Synopsis questions

  1. What roles for the nation state are proposed in the literature?  [Part A].
  2. What research methods were used here, and why are they particularly appropriate for study of national ICT policies and initiatives?  [Part B].
  3. What key features have shaped the Jordanian polity in the late 20th and early 21st centuries?  [Part C].
  4. What are the key features of Jordan's REACH initiative?  [Part D].
  5. What key issues are raised in analysing Jordan's attempts at ICT-enabled development?  [Parts E & F].

Development questions

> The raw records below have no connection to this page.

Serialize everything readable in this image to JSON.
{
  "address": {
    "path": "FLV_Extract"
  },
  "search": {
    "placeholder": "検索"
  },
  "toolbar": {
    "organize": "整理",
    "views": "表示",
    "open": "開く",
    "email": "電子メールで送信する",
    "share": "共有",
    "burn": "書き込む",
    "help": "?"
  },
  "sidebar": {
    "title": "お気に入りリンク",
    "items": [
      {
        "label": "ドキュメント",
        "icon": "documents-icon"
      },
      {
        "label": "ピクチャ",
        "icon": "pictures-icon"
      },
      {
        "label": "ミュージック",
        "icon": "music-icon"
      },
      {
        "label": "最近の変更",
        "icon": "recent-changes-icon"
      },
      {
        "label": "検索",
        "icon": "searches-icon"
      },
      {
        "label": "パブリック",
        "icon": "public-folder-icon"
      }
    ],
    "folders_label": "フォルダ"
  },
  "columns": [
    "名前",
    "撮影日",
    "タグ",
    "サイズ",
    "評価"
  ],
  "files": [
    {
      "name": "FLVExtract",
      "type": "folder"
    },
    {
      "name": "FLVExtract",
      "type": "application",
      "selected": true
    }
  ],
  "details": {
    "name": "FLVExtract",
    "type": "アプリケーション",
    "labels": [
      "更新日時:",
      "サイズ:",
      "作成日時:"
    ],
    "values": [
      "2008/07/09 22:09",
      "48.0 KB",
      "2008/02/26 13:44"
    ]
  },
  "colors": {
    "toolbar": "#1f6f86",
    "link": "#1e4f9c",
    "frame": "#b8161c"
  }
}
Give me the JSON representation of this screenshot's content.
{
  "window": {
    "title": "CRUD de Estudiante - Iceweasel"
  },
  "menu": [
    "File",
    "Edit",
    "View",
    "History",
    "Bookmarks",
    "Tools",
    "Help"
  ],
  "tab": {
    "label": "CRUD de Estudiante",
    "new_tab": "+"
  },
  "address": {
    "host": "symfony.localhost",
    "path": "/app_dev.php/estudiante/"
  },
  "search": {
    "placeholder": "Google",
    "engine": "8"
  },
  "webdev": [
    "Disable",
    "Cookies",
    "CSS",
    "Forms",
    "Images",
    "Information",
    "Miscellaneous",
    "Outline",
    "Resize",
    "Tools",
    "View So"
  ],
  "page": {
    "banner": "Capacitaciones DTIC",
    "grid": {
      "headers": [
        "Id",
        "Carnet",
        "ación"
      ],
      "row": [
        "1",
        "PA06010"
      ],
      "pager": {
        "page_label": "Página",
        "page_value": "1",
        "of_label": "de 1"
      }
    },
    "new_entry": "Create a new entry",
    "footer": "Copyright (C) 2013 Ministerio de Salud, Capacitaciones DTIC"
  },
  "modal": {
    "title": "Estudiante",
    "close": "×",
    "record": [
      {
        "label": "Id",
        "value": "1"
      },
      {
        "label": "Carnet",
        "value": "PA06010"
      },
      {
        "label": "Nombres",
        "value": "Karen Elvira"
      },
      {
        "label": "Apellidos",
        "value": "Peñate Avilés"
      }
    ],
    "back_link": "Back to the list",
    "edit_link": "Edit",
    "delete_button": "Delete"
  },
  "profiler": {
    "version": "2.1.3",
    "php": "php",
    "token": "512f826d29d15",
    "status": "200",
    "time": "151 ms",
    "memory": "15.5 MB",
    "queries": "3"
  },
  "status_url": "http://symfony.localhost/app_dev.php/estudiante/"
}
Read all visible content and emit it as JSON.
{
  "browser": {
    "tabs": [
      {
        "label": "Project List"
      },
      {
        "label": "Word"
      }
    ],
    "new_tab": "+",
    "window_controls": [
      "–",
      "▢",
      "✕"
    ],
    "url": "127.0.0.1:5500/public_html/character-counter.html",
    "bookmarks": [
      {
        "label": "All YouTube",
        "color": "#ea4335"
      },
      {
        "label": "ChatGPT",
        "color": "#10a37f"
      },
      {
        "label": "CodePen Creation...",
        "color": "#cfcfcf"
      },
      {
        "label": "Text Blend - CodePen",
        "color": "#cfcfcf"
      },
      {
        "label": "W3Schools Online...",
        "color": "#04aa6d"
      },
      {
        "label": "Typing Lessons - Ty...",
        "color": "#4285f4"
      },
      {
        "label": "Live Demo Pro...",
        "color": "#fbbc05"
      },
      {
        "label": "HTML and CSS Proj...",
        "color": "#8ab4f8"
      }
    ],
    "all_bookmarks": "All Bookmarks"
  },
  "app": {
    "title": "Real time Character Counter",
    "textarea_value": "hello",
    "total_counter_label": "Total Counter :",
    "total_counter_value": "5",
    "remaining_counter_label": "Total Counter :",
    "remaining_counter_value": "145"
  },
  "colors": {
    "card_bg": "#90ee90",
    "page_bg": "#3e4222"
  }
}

  1. If you were the government minister in charge of a small developing state's ICT-enabled development policy, what lessons would you draw?
  2. Would you advise Jordan to have kept on with REACH or to have abandoned it and looked for non-ICT-based development priorities?
  3. Would there be either a possibility or a benefit of a more "autarchic" ICT-enabled development path that sought to focus on local actors, and to break away from global flows and global actors?
  4. How can you create ICT-related state institutions with "embedded autonomy"?
  5. Analyse the role of the US and US organisations in the outcomes of REACH.  What conclusions would you draw for other developing countries?